* [Task to complete]: Find the word "Orchid" in the data. Return every line where it appears.

* [Dataset items]:
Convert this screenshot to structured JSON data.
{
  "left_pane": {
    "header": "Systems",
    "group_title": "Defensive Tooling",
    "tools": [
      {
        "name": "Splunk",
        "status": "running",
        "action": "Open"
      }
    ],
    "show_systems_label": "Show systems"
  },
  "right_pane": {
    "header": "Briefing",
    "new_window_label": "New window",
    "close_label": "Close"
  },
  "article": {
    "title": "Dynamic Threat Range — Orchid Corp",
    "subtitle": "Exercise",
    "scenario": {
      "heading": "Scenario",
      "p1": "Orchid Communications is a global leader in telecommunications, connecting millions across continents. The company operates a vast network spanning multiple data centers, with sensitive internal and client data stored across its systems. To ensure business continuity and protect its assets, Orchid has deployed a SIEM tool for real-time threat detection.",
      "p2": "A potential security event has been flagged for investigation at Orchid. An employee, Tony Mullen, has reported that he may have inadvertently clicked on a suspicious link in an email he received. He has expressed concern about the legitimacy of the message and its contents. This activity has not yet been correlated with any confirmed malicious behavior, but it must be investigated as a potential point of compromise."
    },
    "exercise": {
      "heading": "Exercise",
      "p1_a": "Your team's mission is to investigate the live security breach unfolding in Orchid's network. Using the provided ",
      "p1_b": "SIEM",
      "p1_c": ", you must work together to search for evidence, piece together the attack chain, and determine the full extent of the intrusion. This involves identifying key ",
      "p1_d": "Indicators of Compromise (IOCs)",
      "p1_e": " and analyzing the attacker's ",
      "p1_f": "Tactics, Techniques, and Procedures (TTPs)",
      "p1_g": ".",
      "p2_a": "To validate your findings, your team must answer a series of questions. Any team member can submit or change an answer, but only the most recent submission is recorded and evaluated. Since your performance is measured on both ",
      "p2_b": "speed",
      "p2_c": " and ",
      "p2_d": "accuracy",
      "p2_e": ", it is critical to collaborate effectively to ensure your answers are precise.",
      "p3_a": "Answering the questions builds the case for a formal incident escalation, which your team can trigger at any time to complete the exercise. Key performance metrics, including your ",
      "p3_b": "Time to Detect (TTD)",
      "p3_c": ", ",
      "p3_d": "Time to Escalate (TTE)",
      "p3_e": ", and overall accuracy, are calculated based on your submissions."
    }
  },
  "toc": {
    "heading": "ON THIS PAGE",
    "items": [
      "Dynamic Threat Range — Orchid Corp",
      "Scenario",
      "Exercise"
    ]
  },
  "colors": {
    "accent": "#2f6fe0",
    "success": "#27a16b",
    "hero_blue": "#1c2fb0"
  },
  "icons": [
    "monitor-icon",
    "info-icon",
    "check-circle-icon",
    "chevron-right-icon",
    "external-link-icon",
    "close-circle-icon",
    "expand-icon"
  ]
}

* [Answer to this exercise]:
    "title": "Dynamic Threat Range — Orchid Corp",
      "p1": "Orchid Communications is a global leader in telecommunications, connecting millions across continents. The company operates a vast network spanning multiple data centers, with sensitive internal and client data stored across its systems. To ensure business continuity and protect its assets, Orchid has deployed a SIEM tool for real-time threat detection.",
      "p2": "A potential security event has been flagged for investigation at Orchid. An employee, Tony Mullen, has reported that he may have inadvertently clicked on a suspicious link in an email he received. He has expressed concern about the legitimacy of the message and its contents. This activity has not yet been correlated with any confirmed malicious behavior, but it must be investigated as a potential point of compromise."
      "p1_a": "Your team's mission is to investigate the live security breach unfolding in Orchid's network. Using the provided ",
      "Dynamic Threat Range — Orchid Corp",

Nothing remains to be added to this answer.